Sexual and reproductive health care should be central to pandemic responses, Rucks says, “because women and girls need access to those vital services all the time.” But the past three years have brought the opposite. “We’ve seen attacks on global sexual and reproductive health and rights from every corner of this administration,” says Seema Jalan, executive director of the Universal Access Project and Policy at the United Nations Foundation. “One of the most harmful and shortsighted decisions was to eliminate US funding for the UN Population Fund.” That happened in 2017 and had continued every year since. Since the pandemic hit, several US states have used COVID-19 as a reason to block abortion access. And on April 14, President Trump announced he was halting more than $400 million in funding for the World Health Organization.

That’s another disaster, says Shibru. “When it comes to Africa, we are very resource-scarce,” he says. “For health, we are mostly dependent on WHO and WHO-related organizations.” The recent US cuts mean more child and maternal health funds will be diverted to fight COVID-19, and consequently, more women and children will die.

If there is an upside to this crisis, says Kowalski, it's that it offers an opportunity “to reimagine what primary health care should look like after this crisis subsides.” Governments can make critical changes now, before the next pandemic hits: Use telemedicine to reach women remotely, invest heavily in midwifery and safe home deliveries, and make contraceptives like the pill available over the counter. “Women are quite able to make a safe determination about whether or not they need contraceptives,” she says. “There’s no reason why we need to maintain barriers.”

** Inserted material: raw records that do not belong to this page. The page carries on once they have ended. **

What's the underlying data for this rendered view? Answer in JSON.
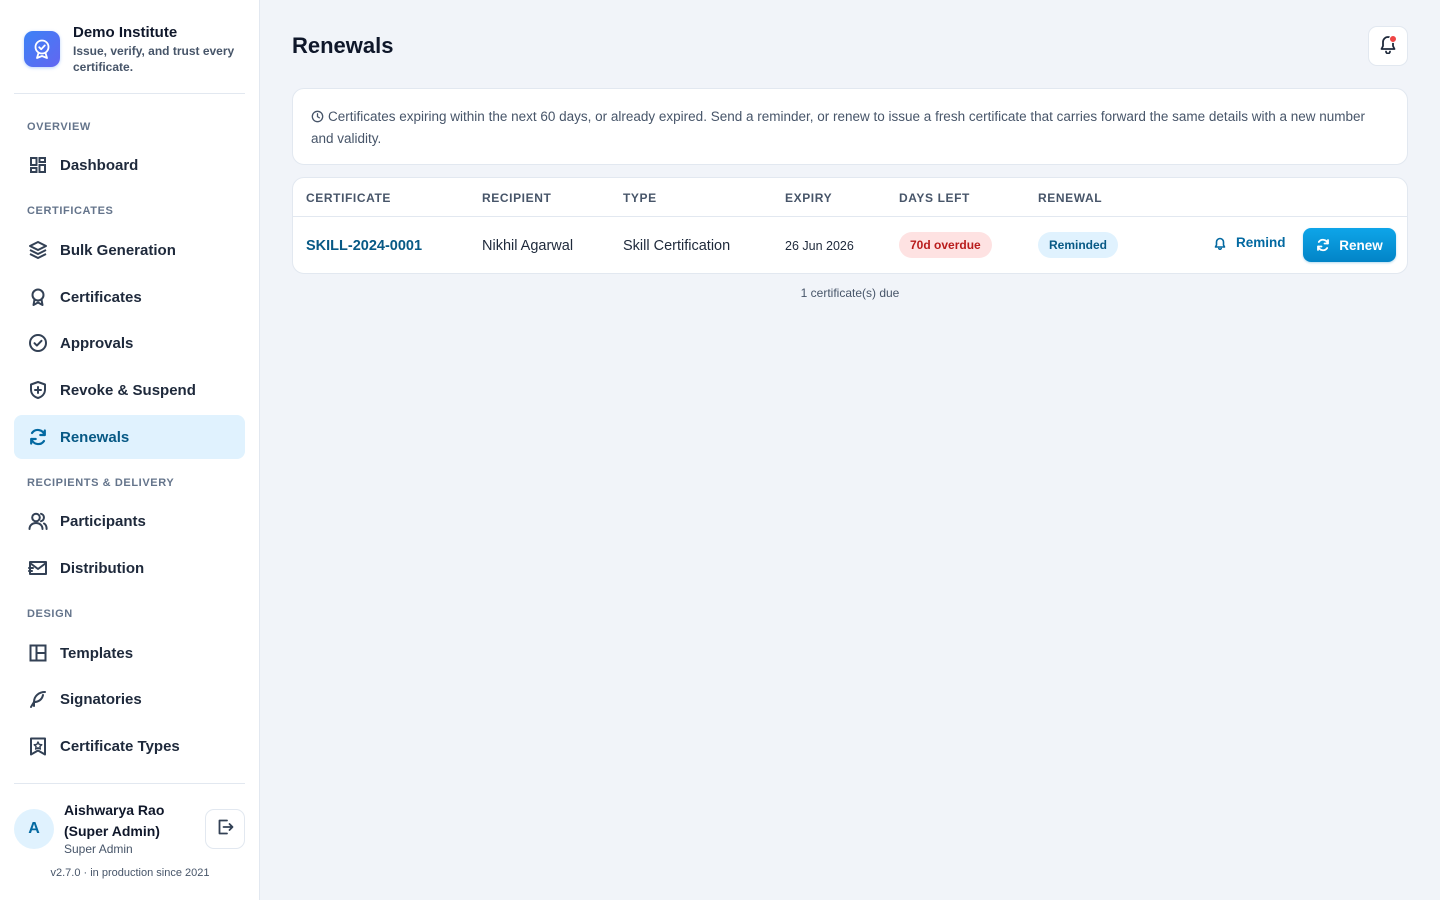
{
  "brand": {
    "name": "Demo Institute",
    "tagline": "Issue, verify, and trust every certificate."
  },
  "sidebar": {
    "sections": [
      {
        "label": "OVERVIEW"
      },
      {
        "label": "CERTIFICATES"
      },
      {
        "label": "RECIPIENTS & DELIVERY"
      },
      {
        "label": "DESIGN"
      }
    ],
    "items": [
      {
        "label": "Dashboard",
        "icon": "dashboard-icon"
      },
      {
        "label": "Bulk Generation",
        "icon": "layers-icon"
      },
      {
        "label": "Certificates",
        "icon": "award-icon"
      },
      {
        "label": "Approvals",
        "icon": "check-circle-icon"
      },
      {
        "label": "Revoke & Suspend",
        "icon": "shield-plus-icon"
      },
      {
        "label": "Renewals",
        "icon": "refresh-icon",
        "active": true
      },
      {
        "label": "Participants",
        "icon": "users-icon"
      },
      {
        "label": "Distribution",
        "icon": "mail-send-icon"
      },
      {
        "label": "Templates",
        "icon": "layout-icon"
      },
      {
        "label": "Signatories",
        "icon": "feather-icon"
      },
      {
        "label": "Certificate Types",
        "icon": "bookmark-star-icon"
      }
    ]
  },
  "user": {
    "initial": "A",
    "name": "Aishwarya Rao (Super Admin)",
    "role": "Super Admin"
  },
  "version": "v2.7.0 · in production since 2021",
  "page": {
    "title": "Renewals"
  },
  "info": {
    "text": "Certificates expiring within the next 60 days, or already expired. Send a reminder, or renew to issue a fresh certificate that carries forward the same details with a new number and validity."
  },
  "table": {
    "columns": [
      "CERTIFICATE",
      "RECIPIENT",
      "TYPE",
      "EXPIRY",
      "DAYS LEFT",
      "RENEWAL"
    ],
    "rows": [
      {
        "certificate": "SKILL-2024-0001",
        "recipient": "Nikhil Agarwal",
        "type": "Skill Certification",
        "expiry": "26 Jun 2026",
        "days_left": "70d overdue",
        "renewal": "Reminded",
        "remind_label": "Remind",
        "renew_label": "Renew"
      }
    ]
  },
  "footer": {
    "count_text": "1 certificate(s) due"
  },
  "colors": {
    "accent": "#0284c7",
    "active_bg": "#e0f2fe",
    "overdue_bg": "#fee2e2",
    "overdue_text": "#b91c1c",
    "notification_dot": "#ef4444"
  }
}
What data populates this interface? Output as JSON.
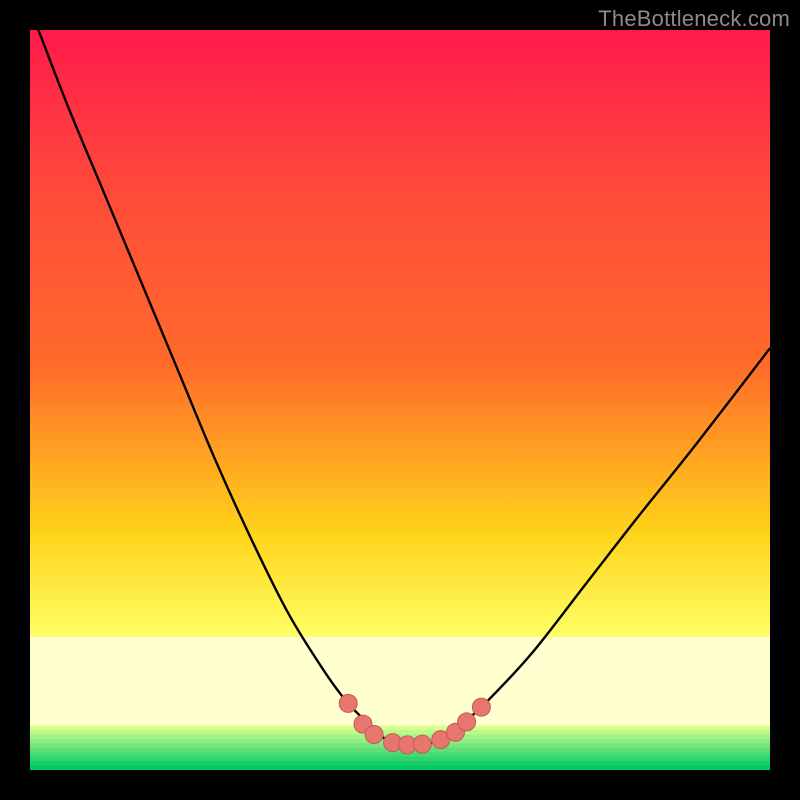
{
  "watermark": {
    "text": "TheBottleneck.com"
  },
  "colors": {
    "top": "#ff1a4b",
    "mid_upper": "#ff6a2a",
    "mid": "#ffd31a",
    "band_pale": "#ffffcf",
    "green_light": "#d4ff8f",
    "green": "#00e676",
    "green_dark": "#00c05a",
    "curve": "#000000",
    "marker_fill": "#e6766e",
    "marker_stroke": "#c75a54"
  },
  "chart_data": {
    "type": "line",
    "title": "",
    "xlabel": "",
    "ylabel": "",
    "xlim": [
      0,
      100
    ],
    "ylim": [
      0,
      100
    ],
    "series": [
      {
        "name": "bottleneck-curve",
        "x": [
          0,
          5,
          10,
          15,
          20,
          25,
          30,
          35,
          40,
          43,
          46,
          48,
          50,
          52,
          54,
          56,
          58,
          62,
          68,
          75,
          82,
          90,
          100
        ],
        "y": [
          103,
          90,
          78,
          66,
          54,
          42,
          31,
          21,
          13,
          9,
          6,
          4.2,
          3.5,
          3.4,
          3.6,
          4.3,
          5.8,
          9.5,
          16,
          25,
          34,
          44,
          57
        ]
      }
    ],
    "markers": [
      {
        "x": 43,
        "y": 9
      },
      {
        "x": 45,
        "y": 6.2
      },
      {
        "x": 46.5,
        "y": 4.8
      },
      {
        "x": 49,
        "y": 3.7
      },
      {
        "x": 51,
        "y": 3.4
      },
      {
        "x": 53,
        "y": 3.5
      },
      {
        "x": 55.5,
        "y": 4.1
      },
      {
        "x": 57.5,
        "y": 5.1
      },
      {
        "x": 59,
        "y": 6.5
      },
      {
        "x": 61,
        "y": 8.5
      }
    ],
    "green_band": {
      "y_start": 0,
      "y_end": 6
    },
    "pale_band": {
      "y_start": 6,
      "y_end": 18
    }
  }
}
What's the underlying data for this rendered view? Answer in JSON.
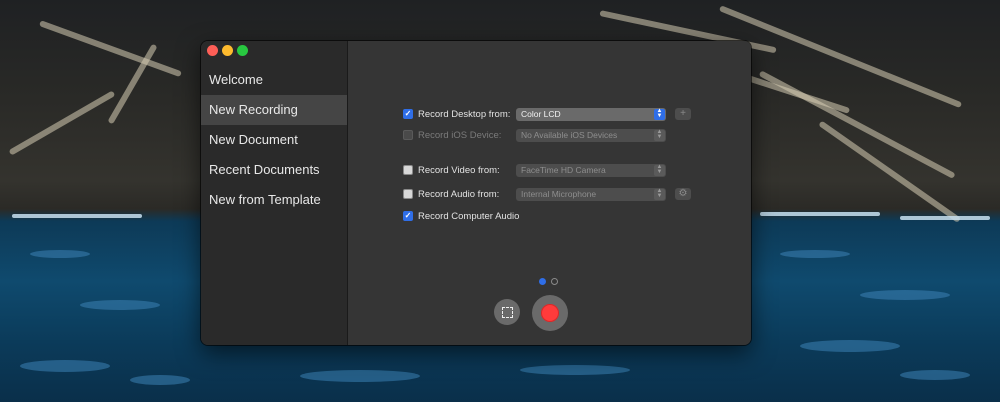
{
  "window": {
    "traffic_lights": [
      "close",
      "minimize",
      "zoom"
    ]
  },
  "sidebar": {
    "items": [
      {
        "label": "Welcome",
        "selected": false
      },
      {
        "label": "New Recording",
        "selected": true
      },
      {
        "label": "New Document",
        "selected": false
      },
      {
        "label": "Recent Documents",
        "selected": false
      },
      {
        "label": "New from Template",
        "selected": false
      }
    ]
  },
  "options": {
    "desktop": {
      "label": "Record Desktop from:",
      "checked": true,
      "enabled": true,
      "value": "Color LCD",
      "side_icon": "plus-icon"
    },
    "ios": {
      "label": "Record iOS Device:",
      "checked": false,
      "enabled": false,
      "value": "No Available iOS Devices"
    },
    "video": {
      "label": "Record Video from:",
      "checked": false,
      "enabled": true,
      "value": "FaceTime HD Camera"
    },
    "audio": {
      "label": "Record Audio from:",
      "checked": false,
      "enabled": true,
      "value": "Internal Microphone",
      "side_icon": "gear-icon"
    },
    "computer_audio": {
      "label": "Record Computer Audio",
      "checked": true,
      "enabled": true
    }
  },
  "pager": {
    "pages": 2,
    "current": 1
  },
  "controls": {
    "select_area_icon": "dashed-rect-icon",
    "record_icon": "record-icon"
  },
  "colors": {
    "accent": "#2f6ee8",
    "record": "#ff3b3b",
    "close": "#fe5f57",
    "minimize": "#febb2e",
    "zoom": "#28c840"
  }
}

COVID-19 is also a wake-up call for developing nations to reduce dependency on American and European donors, Shibru says. African countries should invest more of their own budgets in critical health care. “We have never encountered a pandemic with this level of magnitude,” he says. “Africa should prepare itself for another round of catastrophe.”